### PROBLEM STATEMENT
Count how many lines in the entries below hold "photos". Only the number belongs in the answer.

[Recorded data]
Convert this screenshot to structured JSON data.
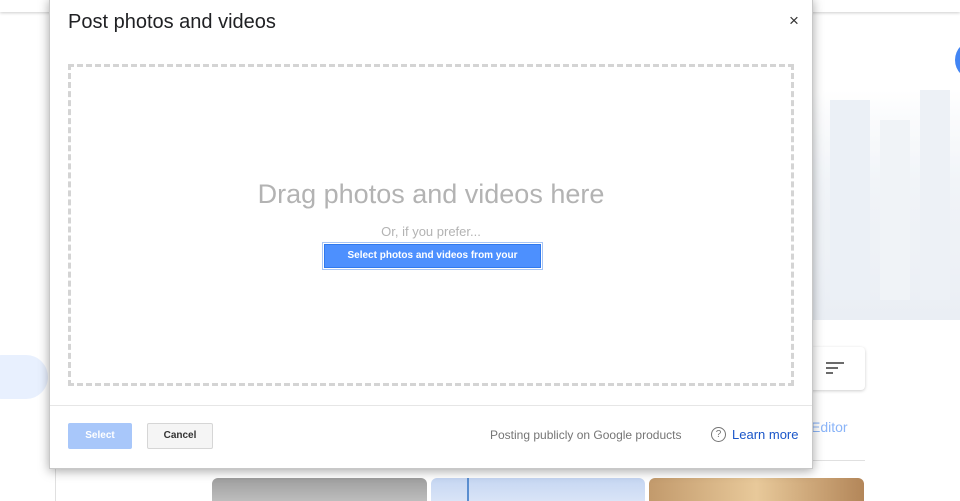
{
  "dialog": {
    "title": "Post photos and videos",
    "close_glyph": "×",
    "dropzone": {
      "heading": "Drag photos and videos here",
      "subtext": "Or, if you prefer...",
      "select_computer_label": "Select photos and videos from your computer"
    },
    "footer": {
      "select_label": "Select",
      "cancel_label": "Cancel",
      "posting_text": "Posting publicly on Google products",
      "help_glyph": "?",
      "learn_more_label": "Learn more"
    }
  },
  "background": {
    "editor_text": "Editor"
  },
  "colors": {
    "primary_button": "#4d90fe",
    "disabled_button": "#a8c7fa",
    "link": "#1a56c9"
  }
}
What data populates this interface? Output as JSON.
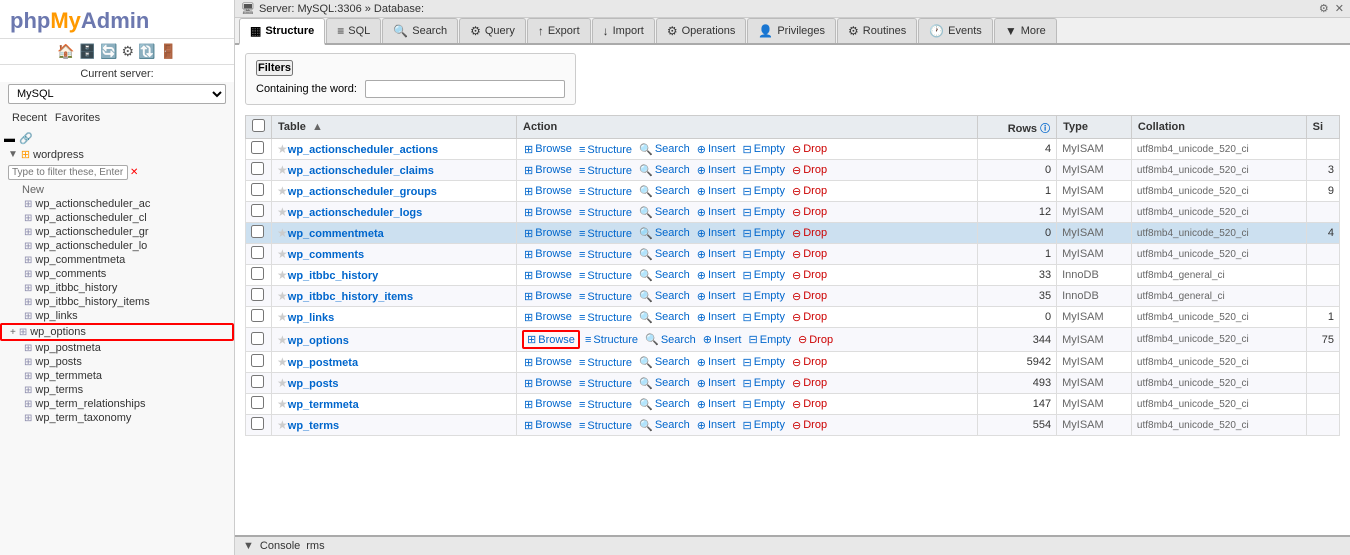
{
  "sidebar": {
    "logo": {
      "php": "php",
      "my": "My",
      "admin": "Admin"
    },
    "current_server_label": "Current server:",
    "server_options": [
      "MySQL"
    ],
    "server_selected": "MySQL",
    "recent_label": "Recent",
    "favorites_label": "Favorites",
    "filter_placeholder": "Type to filter these, Enter to se",
    "new_label": "New",
    "database": {
      "name": "wordpress",
      "icon": "⊞",
      "tables": [
        {
          "name": "wp_actionscheduler_ac",
          "selected": false,
          "highlight_box": false
        },
        {
          "name": "wp_actionscheduler_cl",
          "selected": false,
          "highlight_box": false
        },
        {
          "name": "wp_actionscheduler_gr",
          "selected": false,
          "highlight_box": false
        },
        {
          "name": "wp_actionscheduler_lo",
          "selected": false,
          "highlight_box": false
        },
        {
          "name": "wp_commentmeta",
          "selected": false,
          "highlight_box": false
        },
        {
          "name": "wp_comments",
          "selected": false,
          "highlight_box": false
        },
        {
          "name": "wp_itbbc_history",
          "selected": false,
          "highlight_box": false
        },
        {
          "name": "wp_itbbc_history_items",
          "selected": false,
          "highlight_box": false
        },
        {
          "name": "wp_links",
          "selected": false,
          "highlight_box": false
        },
        {
          "name": "wp_options",
          "selected": false,
          "highlight_box": true
        },
        {
          "name": "wp_postmeta",
          "selected": false,
          "highlight_box": false
        },
        {
          "name": "wp_posts",
          "selected": false,
          "highlight_box": false
        },
        {
          "name": "wp_termmeta",
          "selected": false,
          "highlight_box": false
        },
        {
          "name": "wp_terms",
          "selected": false,
          "highlight_box": false
        },
        {
          "name": "wp_term_relationships",
          "selected": false,
          "highlight_box": false
        },
        {
          "name": "wp_term_taxonomy",
          "selected": false,
          "highlight_box": false
        }
      ]
    }
  },
  "topbar": {
    "breadcrumb": "Server: MySQL:3306 » Database:",
    "settings_icon": "⚙",
    "exit_icon": "✕"
  },
  "tabs": [
    {
      "id": "structure",
      "label": "Structure",
      "icon": "▦",
      "active": true
    },
    {
      "id": "sql",
      "label": "SQL",
      "icon": "≡"
    },
    {
      "id": "search",
      "label": "Search",
      "icon": "🔍"
    },
    {
      "id": "query",
      "label": "Query",
      "icon": "⚙"
    },
    {
      "id": "export",
      "label": "Export",
      "icon": "↑"
    },
    {
      "id": "import",
      "label": "Import",
      "icon": "↓"
    },
    {
      "id": "operations",
      "label": "Operations",
      "icon": "⚙"
    },
    {
      "id": "privileges",
      "label": "Privileges",
      "icon": "👤"
    },
    {
      "id": "routines",
      "label": "Routines",
      "icon": "⚙"
    },
    {
      "id": "events",
      "label": "Events",
      "icon": "🕐"
    },
    {
      "id": "more",
      "label": "More",
      "icon": "▼"
    }
  ],
  "filters": {
    "button_label": "Filters",
    "containing_label": "Containing the word:",
    "input_value": "",
    "input_placeholder": ""
  },
  "table_headers": {
    "checkbox": "",
    "table": "Table",
    "action": "Action",
    "rows": "Rows",
    "rows_info": "ⓘ",
    "type": "Type",
    "collation": "Collation",
    "size": "Si"
  },
  "tables": [
    {
      "name": "wp_actionscheduler_actions",
      "rows": 4,
      "type": "MyISAM",
      "collation": "utf8mb4_unicode_520_ci",
      "size": "",
      "highlighted": false,
      "highlight_browse": false
    },
    {
      "name": "wp_actionscheduler_claims",
      "rows": 0,
      "type": "MyISAM",
      "collation": "utf8mb4_unicode_520_ci",
      "size": "3",
      "highlighted": false,
      "highlight_browse": false
    },
    {
      "name": "wp_actionscheduler_groups",
      "rows": 1,
      "type": "MyISAM",
      "collation": "utf8mb4_unicode_520_ci",
      "size": "9",
      "highlighted": false,
      "highlight_browse": false
    },
    {
      "name": "wp_actionscheduler_logs",
      "rows": 12,
      "type": "MyISAM",
      "collation": "utf8mb4_unicode_520_ci",
      "size": "",
      "highlighted": false,
      "highlight_browse": false
    },
    {
      "name": "wp_commentmeta",
      "rows": 0,
      "type": "MyISAM",
      "collation": "utf8mb4_unicode_520_ci",
      "size": "4",
      "highlighted": true,
      "highlight_browse": false
    },
    {
      "name": "wp_comments",
      "rows": 1,
      "type": "MyISAM",
      "collation": "utf8mb4_unicode_520_ci",
      "size": "",
      "highlighted": false,
      "highlight_browse": false
    },
    {
      "name": "wp_itbbc_history",
      "rows": 33,
      "type": "InnoDB",
      "collation": "utf8mb4_general_ci",
      "size": "",
      "highlighted": false,
      "highlight_browse": false
    },
    {
      "name": "wp_itbbc_history_items",
      "rows": 35,
      "type": "InnoDB",
      "collation": "utf8mb4_general_ci",
      "size": "",
      "highlighted": false,
      "highlight_browse": false
    },
    {
      "name": "wp_links",
      "rows": 0,
      "type": "MyISAM",
      "collation": "utf8mb4_unicode_520_ci",
      "size": "1",
      "highlighted": false,
      "highlight_browse": false
    },
    {
      "name": "wp_options",
      "rows": 344,
      "type": "MyISAM",
      "collation": "utf8mb4_unicode_520_ci",
      "size": "75",
      "highlighted": false,
      "highlight_browse": true
    },
    {
      "name": "wp_postmeta",
      "rows": 5942,
      "type": "MyISAM",
      "collation": "utf8mb4_unicode_520_ci",
      "size": "",
      "highlighted": false,
      "highlight_browse": false
    },
    {
      "name": "wp_posts",
      "rows": 493,
      "type": "MyISAM",
      "collation": "utf8mb4_unicode_520_ci",
      "size": "",
      "highlighted": false,
      "highlight_browse": false
    },
    {
      "name": "wp_termmeta",
      "rows": 147,
      "type": "MyISAM",
      "collation": "utf8mb4_unicode_520_ci",
      "size": "",
      "highlighted": false,
      "highlight_browse": false
    },
    {
      "name": "wp_terms",
      "rows": 554,
      "type": "MyISAM",
      "collation": "utf8mb4_unicode_520_ci",
      "size": "",
      "highlighted": false,
      "highlight_browse": false
    }
  ],
  "action_labels": {
    "browse": "Browse",
    "structure": "Structure",
    "search": "Search",
    "insert": "Insert",
    "empty": "Empty",
    "drop": "Drop"
  },
  "console": {
    "label": "Console"
  }
}
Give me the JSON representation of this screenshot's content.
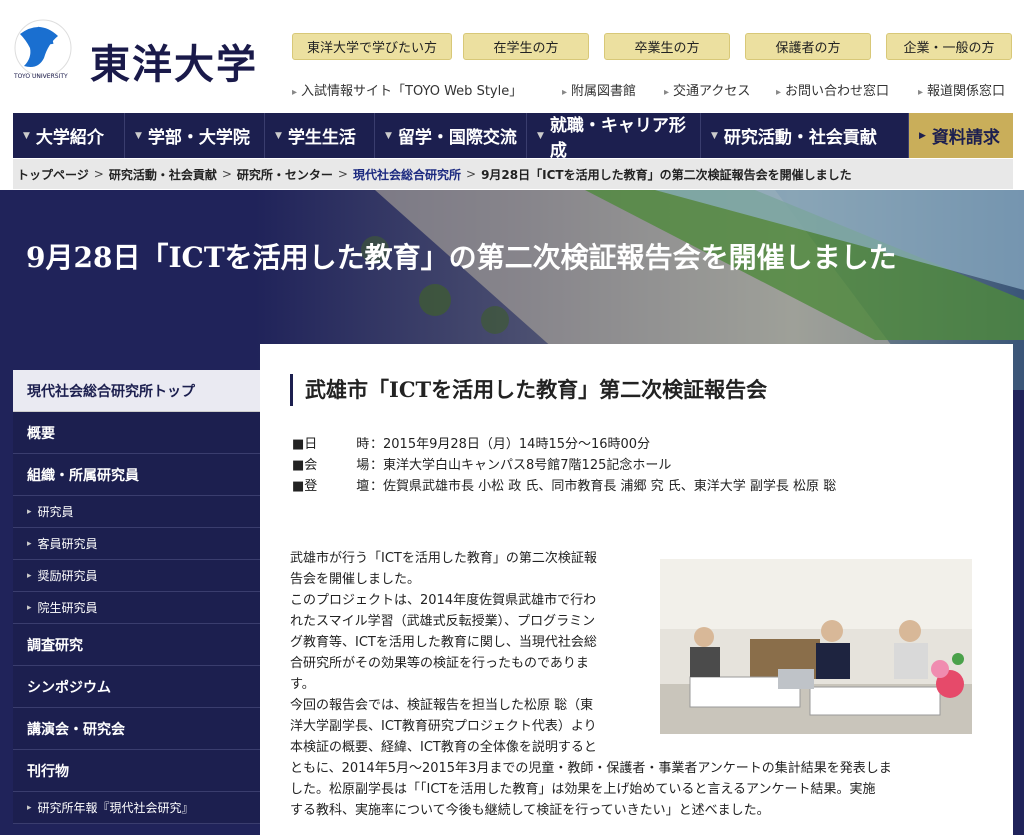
{
  "header": {
    "logo_text": "東洋大学",
    "logo_ring_text": "TOYO UNIVERSITY",
    "audience": [
      "東洋大学で学びたい方",
      "在学生の方",
      "卒業生の方",
      "保護者の方",
      "企業・一般の方"
    ],
    "sublinks": [
      "入試情報サイト「TOYO Web Style」",
      "附属図書館",
      "交通アクセス",
      "お問い合わせ窓口",
      "報道関係窓口"
    ]
  },
  "nav": {
    "items": [
      "大学紹介",
      "学部・大学院",
      "学生生活",
      "留学・国際交流",
      "就職・キャリア形成",
      "研究活動・社会貢献"
    ],
    "request": "資料請求"
  },
  "breadcrumb": {
    "items": [
      "トップページ",
      "研究活動・社会貢献",
      "研究所・センター",
      "現代社会総合研究所"
    ],
    "separator": ">",
    "current": "9月28日「ICTを活用した教育」の第二次検証報告会を開催しました"
  },
  "hero": {
    "title": "9月28日「ICTを活用した教育」の第二次検証報告会を開催しました"
  },
  "sidebar": {
    "top": "現代社会総合研究所トップ",
    "items": [
      {
        "label": "概要",
        "type": "main"
      },
      {
        "label": "組織・所属研究員",
        "type": "main"
      },
      {
        "label": "研究員",
        "type": "sub"
      },
      {
        "label": "客員研究員",
        "type": "sub"
      },
      {
        "label": "奨励研究員",
        "type": "sub"
      },
      {
        "label": "院生研究員",
        "type": "sub"
      },
      {
        "label": "調査研究",
        "type": "main"
      },
      {
        "label": "シンポジウム",
        "type": "main"
      },
      {
        "label": "講演会・研究会",
        "type": "main"
      },
      {
        "label": "刊行物",
        "type": "main"
      },
      {
        "label": "研究所年報『現代社会研究』",
        "type": "sub"
      }
    ]
  },
  "article": {
    "title": "武雄市「ICTを活用した教育」第二次検証報告会",
    "info": [
      {
        "key": "■日　　　時",
        "value": "：2015年9月28日（月）14時15分～16時00分"
      },
      {
        "key": "■会　　　場",
        "value": "：東洋大学白山キャンパス8号館7階125記念ホール"
      },
      {
        "key": "■登　　　壇",
        "value": "：佐賀県武雄市長 小松 政 氏、同市教育長 浦郷 究 氏、東洋大学 副学長 松原 聡"
      }
    ],
    "body_lines": [
      "武雄市が行う「ICTを活用した教育」の第二次検証報",
      "告会を開催しました。",
      "このプロジェクトは、2014年度佐賀県武雄市で行わ",
      "れたスマイル学習（武雄式反転授業）、プログラミン",
      "グ教育等、ICTを活用した教育に関し、当現代社会総",
      "合研究所がその効果等の検証を行ったものでありま",
      "す。",
      "今回の報告会では、検証報告を担当した松原 聡（東",
      "洋大学副学長、ICT教育研究プロジェクト代表）より",
      "本検証の概要、経緯、ICT教育の全体像を説明すると"
    ],
    "body_wide_lines": [
      "ともに、2014年5月～2015年3月までの児童・教師・保護者・事業者アンケートの集計結果を発表しま",
      "した。松原副学長は「「ICTを活用した教育」は効果を上げ始めていると言えるアンケート結果。実施",
      "する教科、実施率について今後も継続して検証を行っていきたい」と述べました。"
    ]
  }
}
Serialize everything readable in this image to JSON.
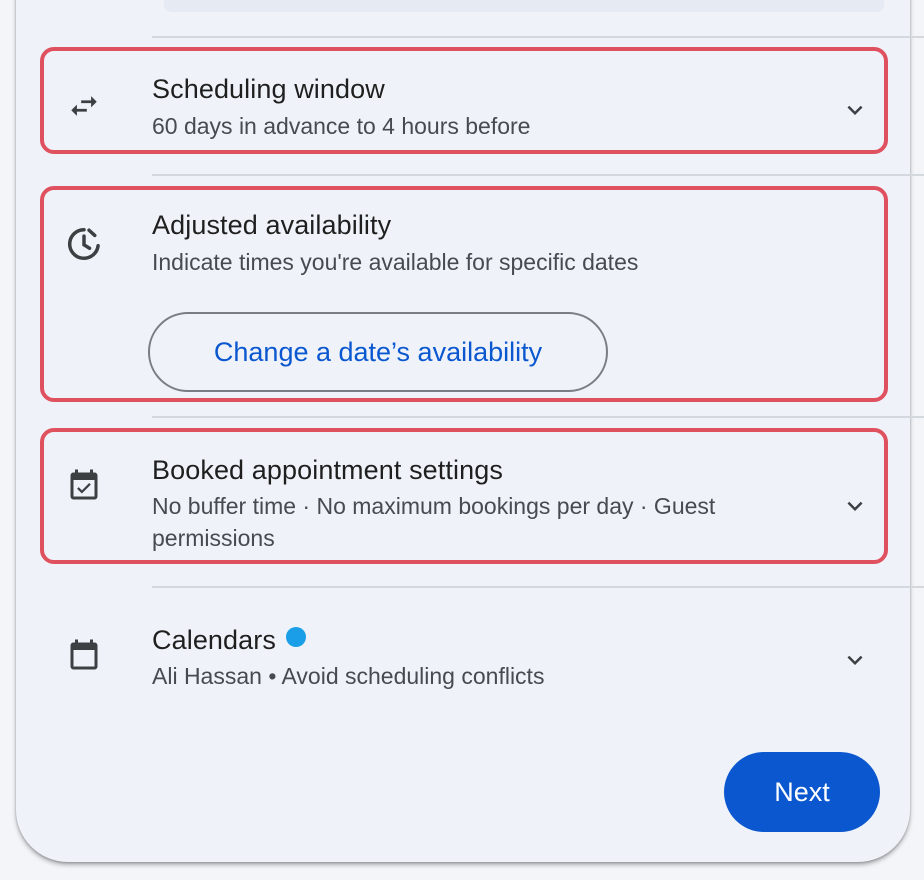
{
  "colors": {
    "accent": "#0b57d0",
    "highlight": "#e0515f",
    "calendar_dot": "#1a9ee8"
  },
  "sections": {
    "scheduling_window": {
      "title": "Scheduling window",
      "subtitle": "60 days in advance to 4 hours before",
      "icon": "swap-arrows-icon"
    },
    "adjusted_availability": {
      "title": "Adjusted availability",
      "subtitle": "Indicate times you're available for specific dates",
      "button_label": "Change a date’s availability",
      "icon": "schedule-clock-icon"
    },
    "booked_settings": {
      "title": "Booked appointment settings",
      "subtitle": "No buffer time · No maximum bookings per day · Guest permissions",
      "icon": "event-available-icon"
    },
    "calendars": {
      "title": "Calendars",
      "subtitle": "Ali Hassan • Avoid scheduling conflicts",
      "icon": "calendar-icon"
    }
  },
  "footer": {
    "next_label": "Next"
  }
}
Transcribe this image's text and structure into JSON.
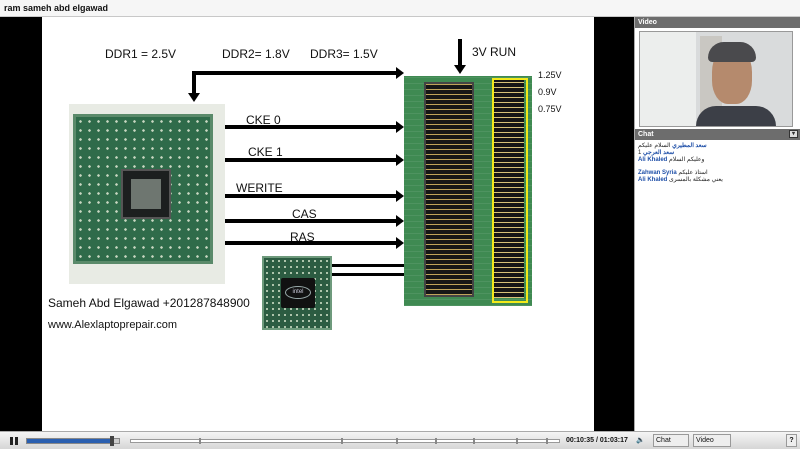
{
  "window": {
    "title": "ram sameh abd elgawad"
  },
  "slide": {
    "ddr1": "DDR1 = 2.5V",
    "ddr2": "DDR2= 1.8V",
    "ddr3": "DDR3= 1.5V",
    "run": "3V RUN",
    "volt_1": "1.25V",
    "volt_2": "0.9V",
    "volt_3": "0.75V",
    "signals": [
      "CKE 0",
      "CKE 1",
      "WERITE",
      "CAS",
      "RAS"
    ],
    "author": "Sameh Abd Elgawad +201287848900",
    "website": "www.Alexlaptoprepair.com",
    "chip_logo": "intel"
  },
  "panel": {
    "video_title": "Video",
    "chat_title": "Chat",
    "chat_messages": [
      {
        "user": "سعد المطيري",
        "text": "السلام عليكم"
      },
      {
        "user": "سعد العرجي",
        "text": "1"
      },
      {
        "user": "Ali Khaled",
        "text": "وعليكم السلام"
      },
      {
        "user": "Zahwan Syria",
        "text": "استاذ عليكم"
      },
      {
        "user": "Ali Khaled",
        "text": "يعني مشكلة بالمسرى"
      }
    ]
  },
  "controls": {
    "time": "00:10:35 / 01:03:17",
    "chat_label": "Chat",
    "video_label": "Video",
    "help_label": "?",
    "volume_level": 0.92,
    "seek_position": 0.17
  }
}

### REPLY TO THE TASK
3